» Directions for this task
Collect all lines containing the word "title" from the data.

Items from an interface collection
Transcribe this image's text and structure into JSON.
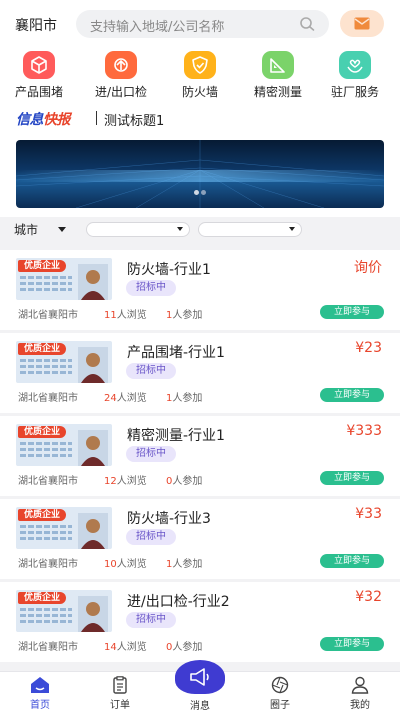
{
  "header": {
    "city": "襄阳市",
    "search_placeholder": "支持输入地域/公司名称"
  },
  "categories": [
    {
      "label": "产品围堵",
      "icon": "box-icon",
      "color": "#ff5b5b"
    },
    {
      "label": "进/出口检",
      "icon": "transport-icon",
      "color": "#ff6a3d"
    },
    {
      "label": "防火墙",
      "icon": "shield-icon",
      "color": "#ffb21a"
    },
    {
      "label": "精密测量",
      "icon": "ruler-icon",
      "color": "#7bd36a"
    },
    {
      "label": "驻厂服务",
      "icon": "heart-hands-icon",
      "color": "#48d0b0"
    }
  ],
  "news": {
    "logo_part1": "信息",
    "logo_part2": "快报",
    "title": "测试标题1"
  },
  "filters": {
    "city_label": "城市"
  },
  "listings": [
    {
      "title": "防火墙-行业1",
      "price": "询价",
      "tag": "招标中",
      "location": "湖北省襄阳市",
      "views": "11",
      "views_suffix": "人浏览",
      "joins": "1",
      "joins_suffix": "人参加",
      "button": "立即参与",
      "badge": "优质企业"
    },
    {
      "title": "产品围堵-行业1",
      "price": "¥23",
      "tag": "招标中",
      "location": "湖北省襄阳市",
      "views": "24",
      "views_suffix": "人浏览",
      "joins": "1",
      "joins_suffix": "人参加",
      "button": "立即参与",
      "badge": "优质企业"
    },
    {
      "title": "精密测量-行业1",
      "price": "¥333",
      "tag": "招标中",
      "location": "湖北省襄阳市",
      "views": "12",
      "views_suffix": "人浏览",
      "joins": "0",
      "joins_suffix": "人参加",
      "button": "立即参与",
      "badge": "优质企业"
    },
    {
      "title": "防火墙-行业3",
      "price": "¥33",
      "tag": "招标中",
      "location": "湖北省襄阳市",
      "views": "10",
      "views_suffix": "人浏览",
      "joins": "1",
      "joins_suffix": "人参加",
      "button": "立即参与",
      "badge": "优质企业"
    },
    {
      "title": "进/出口检-行业2",
      "price": "¥32",
      "tag": "招标中",
      "location": "湖北省襄阳市",
      "views": "14",
      "views_suffix": "人浏览",
      "joins": "0",
      "joins_suffix": "人参加",
      "button": "立即参与",
      "badge": "优质企业"
    }
  ],
  "tabs": [
    {
      "label": "首页",
      "icon": "home-icon",
      "active": true
    },
    {
      "label": "订单",
      "icon": "clipboard-icon",
      "active": false
    },
    {
      "label": "消息",
      "icon": "megaphone-icon",
      "active": false
    },
    {
      "label": "圈子",
      "icon": "aperture-icon",
      "active": false
    },
    {
      "label": "我的",
      "icon": "user-icon",
      "active": false
    }
  ],
  "colors": {
    "accent": "#3b4bd8",
    "price": "#e8452c",
    "join_button": "#2bbf8f",
    "tag_text": "#6a56c9"
  }
}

» Solution for this problem
    "title": "测试标题1"
      "title": "防火墙-行业1",
      "title": "产品围堵-行业1",
      "title": "精密测量-行业1",
      "title": "防火墙-行业3",
      "title": "进/出口检-行业2",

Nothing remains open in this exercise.